*Task details:*
In the entries that follow, find the word "text" and report each line it is on.

*Extracted data:*
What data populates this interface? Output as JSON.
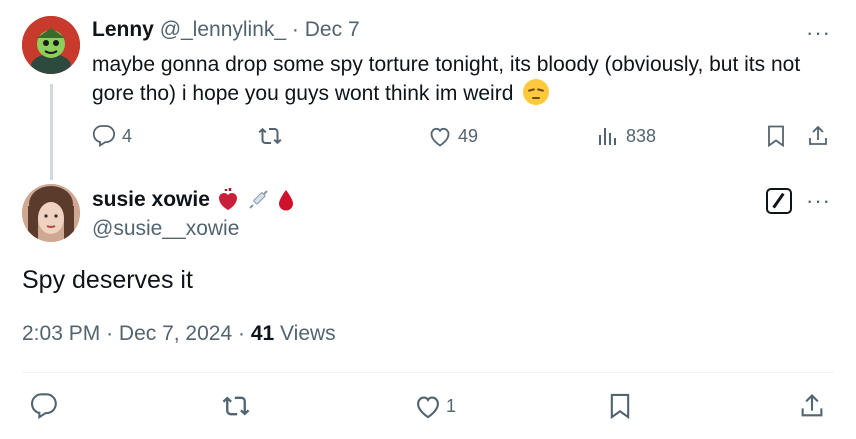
{
  "parent_tweet": {
    "display_name": "Lenny",
    "handle": "@_lennylink_",
    "separator": "·",
    "date": "Dec 7",
    "text": "maybe gonna drop some spy torture tonight, its bloody (obviously, but its not gore tho) i hope you guys wont think im weird",
    "emoji": "pensive-face",
    "more_label": "···",
    "actions": {
      "replies": "4",
      "reposts": "",
      "likes": "49",
      "views": "838"
    }
  },
  "reply_tweet": {
    "display_name": "susie xowie",
    "name_emojis": [
      "anatomical-heart",
      "syringe",
      "drop-of-blood"
    ],
    "handle": "@susie__xowie",
    "more_label": "···",
    "text": "Spy deserves it",
    "time": "2:03 PM",
    "date": "Dec 7, 2024",
    "views_count": "41",
    "views_label": "Views",
    "separator": "·",
    "actions": {
      "likes": "1"
    }
  },
  "colors": {
    "text": "#0f1419",
    "secondary": "#536471",
    "thread_line": "#cfd9de",
    "divider": "#eff3f4"
  }
}
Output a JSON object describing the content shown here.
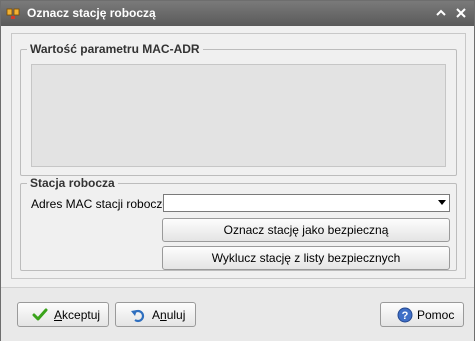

*Your response:*
    "text": "maybe gonna drop some spy torture tonight, its bloody (obviously, but its not gore tho) i hope you guys wont think im weird",
    "text": "Spy deserves it",
    "text": "#0f1419",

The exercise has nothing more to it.